Flipping through the newspaper I was at least relieved not to be living in West Virginia, where another toxic spill of “coal slurry” has washed into a river. I’m not sure what “slurry” is but it doesn’t sound good, although it is said to have a strong licorice smell. This one was from a plant owned by Patriot Coal. The one last month was from a concern called Freedom Industries. I smirked at the jingo monikers, but had to admit they will come in handy when the Public Relations people are spurred into action. The commercials will run up and down prime time, with a deep, movie-trailer narration. “Freedom Industries and Patriot Coal spilled some ‘MCHM’ into the Elk River and Kanawha River, respectively. We apologize. But you know what happens when you mix freedom and patriots and water? You get Freedom Water. Mmm, mmm. Taste that freedom. Taste that patriotism. Tastes like licorice candy. Don’t let the environmentalist crooks take the freedom out of your water. Don’t let them take the patriotism out of your faucets and taps. Without water you die. Without freedom, you die. Without freedom water, well you just do the math.”

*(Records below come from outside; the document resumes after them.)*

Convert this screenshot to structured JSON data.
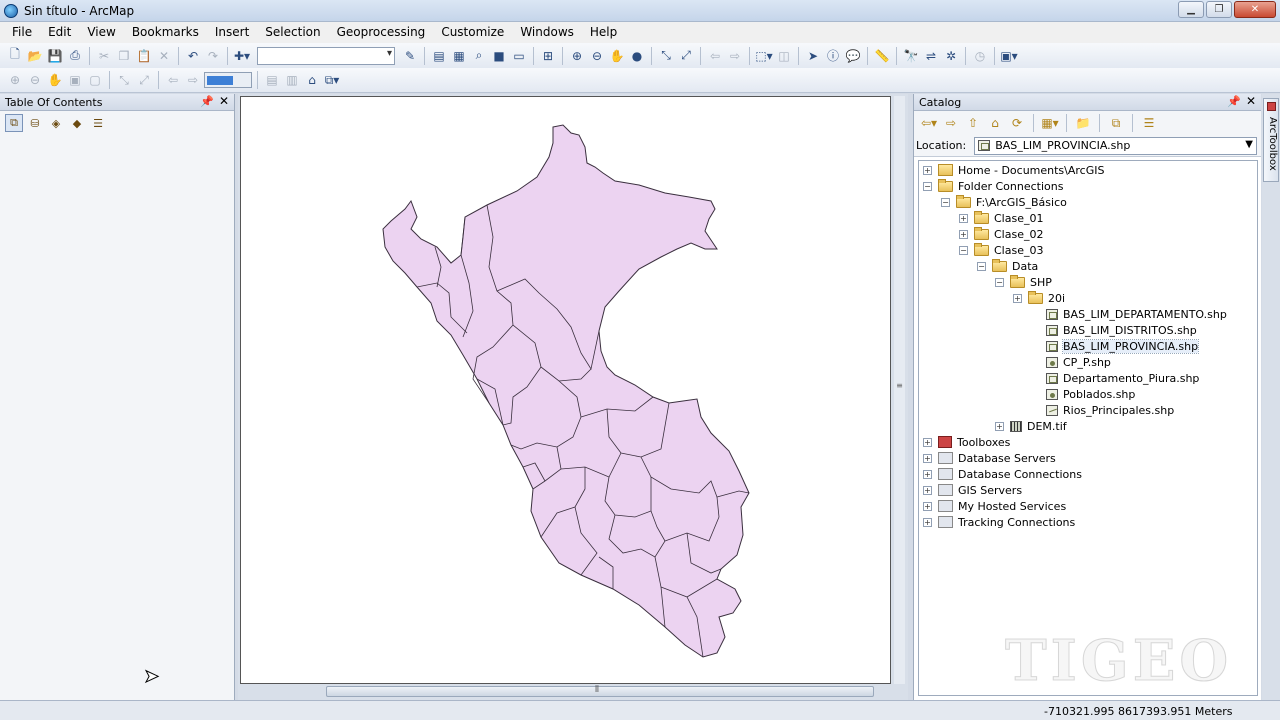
{
  "window": {
    "title": "Sin título - ArcMap"
  },
  "menu": [
    "File",
    "Edit",
    "View",
    "Bookmarks",
    "Insert",
    "Selection",
    "Geoprocessing",
    "Customize",
    "Windows",
    "Help"
  ],
  "toc": {
    "title": "Table Of Contents"
  },
  "catalog": {
    "title": "Catalog",
    "location_label": "Location:",
    "location_value": "BAS_LIM_PROVINCIA.shp",
    "tree": [
      {
        "label": "Home - Documents\\ArcGIS",
        "level": 0,
        "exp": "+",
        "icon": "home"
      },
      {
        "label": "Folder Connections",
        "level": 0,
        "exp": "-",
        "icon": "folder"
      },
      {
        "label": "F:\\ArcGIS_Básico",
        "level": 1,
        "exp": "-",
        "icon": "folder"
      },
      {
        "label": "Clase_01",
        "level": 2,
        "exp": "+",
        "icon": "folder"
      },
      {
        "label": "Clase_02",
        "level": 2,
        "exp": "+",
        "icon": "folder"
      },
      {
        "label": "Clase_03",
        "level": 2,
        "exp": "-",
        "icon": "folder"
      },
      {
        "label": "Data",
        "level": 3,
        "exp": "-",
        "icon": "folder"
      },
      {
        "label": "SHP",
        "level": 4,
        "exp": "-",
        "icon": "folder"
      },
      {
        "label": "20i",
        "level": 5,
        "exp": "+",
        "icon": "folder"
      },
      {
        "label": "BAS_LIM_DEPARTAMENTO.shp",
        "level": 6,
        "exp": "",
        "icon": "shp"
      },
      {
        "label": "BAS_LIM_DISTRITOS.shp",
        "level": 6,
        "exp": "",
        "icon": "shp"
      },
      {
        "label": "BAS_LIM_PROVINCIA.shp",
        "level": 6,
        "exp": "",
        "icon": "shp",
        "selected": true
      },
      {
        "label": "CP_P.shp",
        "level": 6,
        "exp": "",
        "icon": "pt"
      },
      {
        "label": "Departamento_Piura.shp",
        "level": 6,
        "exp": "",
        "icon": "shp"
      },
      {
        "label": "Poblados.shp",
        "level": 6,
        "exp": "",
        "icon": "pt"
      },
      {
        "label": "Rios_Principales.shp",
        "level": 6,
        "exp": "",
        "icon": "line"
      },
      {
        "label": "DEM.tif",
        "level": 4,
        "exp": "+",
        "icon": "raster"
      },
      {
        "label": "Toolboxes",
        "level": 0,
        "exp": "+",
        "icon": "toolbox"
      },
      {
        "label": "Database Servers",
        "level": 0,
        "exp": "+",
        "icon": "gen"
      },
      {
        "label": "Database Connections",
        "level": 0,
        "exp": "+",
        "icon": "gen"
      },
      {
        "label": "GIS Servers",
        "level": 0,
        "exp": "+",
        "icon": "gen"
      },
      {
        "label": "My Hosted Services",
        "level": 0,
        "exp": "+",
        "icon": "gen"
      },
      {
        "label": "Tracking Connections",
        "level": 0,
        "exp": "+",
        "icon": "gen"
      }
    ]
  },
  "side_tab": {
    "label": "ArcToolbox"
  },
  "status": {
    "coordinates": "-710321.995  8617393.951 Meters"
  },
  "watermark": "TIGEO",
  "colors": {
    "map_fill": "#ecd3f1",
    "map_stroke": "#3a2f3e"
  }
}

Good point, I thought. The whole thing had put me in the mood for some licorice flavored Sambuca. Or Anisette. Or Fernet. Basically I just wanted a drink and damn if I wasn’t going to get it. What was next, whistleblowers trying to take the licorice out of my booze (which wouldn’t be a big deal now that I thought about it) or worse, try to take the alcohol out of my licorice? (Now that is unacceptable.)
My car sat, unharmed, un-towed, un-dismantled, or ‘mantled,’ maybe. No, not the right word. My car was alright, anyway, from the night before, so I ducked into the bar to finish reading the paper and have something licorice flavored. Not only had it not been a good week for the environment, it had been a bad week for music too. A man named Universal Knowledge Allah, (what was with the names?) age 36, had stolen a five million dollar violin, a rare Stradivarius. That’s like stealing a portable mansion. Mr. Allah, or Universal, probably figured a five MILLION dollar violin would be pretty easy to fence. There is probably a ton of them on the market, laying around old music stores and high school band rooms, and plenty of people willing to just fork over seven figures for a hot fiddle. Most likely Universal Knowledge will be found guilty when he goes to trial, and might I suggest as part of the stipulations of his sentence he must change his name to Limited Brain-Function Quasimodo. The weirdness continued, as I read about one of Japan’s most beloved symphonic composers, all the more remarkable because he was deaf, Mamoru Samuragochi, who after composing some of the most beloved Japanese symphonic music, turned out not to be a composer at all, or deaf, for that matter. He had hired a ghostwriter to write his songs for him and apparently threw in the deaf hoax because of his admiration for Beethoven, which seemed to me to be an even more tedious undertaking than pretending to write symphonies. If he liked Beethoven so much he could’ve just walked around with big ruffled shirts and plus fours instead of having to play deaf, which may have been his undoing. You can get someone else to write symphonies all day long, but apparently somebody suspected Mr. Samuragochi was being less than forthcoming about his hearing when one of his peers spotted him walking down the road and said, “Hey Mamoru,” and he turned and said, “Hey yourself.”
More Alembics to come.